Twin Cities Inaction: Minimum Wage Vote, Paid Sick Leave Law Face Delays

MINNEAPOLIS—City officials in Minneapolis and St. Paul, Missouri have chosen to delay moving forward on two proposed measures, a minimum wage increase in Minneapolis and an earned sick and safe time ordinance in St. Paul.

Mayor Betsy Hodges announced Aug. 25 that Minneapolis would appeal a Hennepin County judge’s ruling to put a $15 minimum wage charter amendment on the November 2016 ballot. Judge Susan Robiner said the city council’s action to block the amendment, taken earlier in August, lacked basis in Minnesota law.

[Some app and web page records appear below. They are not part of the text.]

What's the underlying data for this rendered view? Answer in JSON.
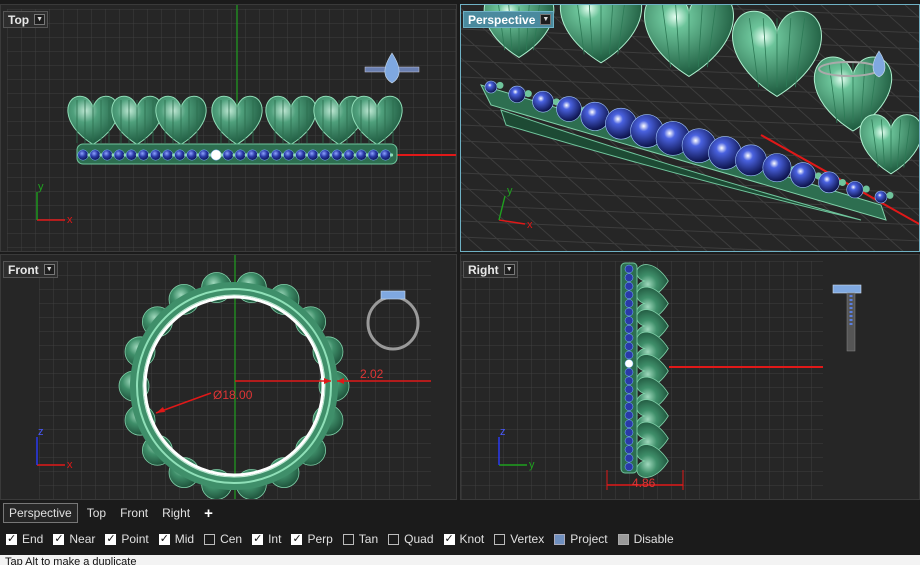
{
  "viewports": {
    "top": {
      "label": "Top"
    },
    "perspective": {
      "label": "Perspective"
    },
    "front": {
      "label": "Front",
      "dim_diameter": "Ø18.00",
      "dim_thickness": "2.02"
    },
    "right": {
      "label": "Right",
      "dim_width": "4.86"
    }
  },
  "axes": {
    "x": "x",
    "y": "y",
    "z": "z"
  },
  "tabs": {
    "items": [
      {
        "label": "Perspective",
        "active": true
      },
      {
        "label": "Top"
      },
      {
        "label": "Front"
      },
      {
        "label": "Right"
      }
    ],
    "add_label": "+"
  },
  "osnaps": [
    {
      "label": "End",
      "state": "on"
    },
    {
      "label": "Near",
      "state": "on"
    },
    {
      "label": "Point",
      "state": "on"
    },
    {
      "label": "Mid",
      "state": "on"
    },
    {
      "label": "Cen",
      "state": "off"
    },
    {
      "label": "Int",
      "state": "on"
    },
    {
      "label": "Perp",
      "state": "on"
    },
    {
      "label": "Tan",
      "state": "off"
    },
    {
      "label": "Quad",
      "state": "off"
    },
    {
      "label": "Knot",
      "state": "on"
    },
    {
      "label": "Vertex",
      "state": "off"
    },
    {
      "label": "Project",
      "state": "blue"
    },
    {
      "label": "Disable",
      "state": "grey"
    }
  ],
  "command_prompt": "Tap Alt to make a duplicate",
  "colors": {
    "viewport_bg": "#262626",
    "grid": "#3f3f3f",
    "axis_x": "#e01818",
    "axis_y": "#1fa01f",
    "heart_green": "#3f8f6a",
    "gem_blue": "#1f2f8f",
    "active_label": "#4a8a9e"
  }
}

In making the appeal, City Attorney Susan Segal said the vote on $15 “is in conflict with Minnesota statutes and the Minneapolis charter, which contains no provision allowing such initiatives.” The Minnesota Supreme Court will hear the appeal, which faces a tight deadline. Items to be placed on the ballot were supposed to be submitted by Aug. 26.

If Minneapolis voters eventually pass the $15 ordinance, the city would join dozens of

others nationwide that have raised wages for their lowest-paid workers citywide. Those cities include New York, Chicago, Los Angeles, San Diego and Philadelphia.

Minneapolis’ current minimum wage sits at $7.25/hr, the same as its been for almost a decade.

The actual Minneapolis minimum wage plan does not immediately raise the city’s minimum to $15. Instead, it raises the minimum to $10 an hour next Aug. 1, followed by annual increases depending on the size of the employer.

In St. Paul, the measure to require employers to provide earned sick and safe time appears poised to pass, but was delayed Wednesday when the City Council changed the language of the amendment. The procedural delay means a vote will not be taken until Sept. 7.

The ordinance would require all St. Paul employers to provide workers with one hour of paid sick time for every 30 hours they work, with sick-time earnings capped at 48 hours per year.

An estimated 70,000 workers would benefit and St. Paul would join about 25 other cities nationwide – including Minneapolis – with a sick-time rule on the books.

Advocates of the sick time measure expressed their disappointment with the delay through social media and by standing in protest in the City Council chambers as the vote was taken.

Source: PAI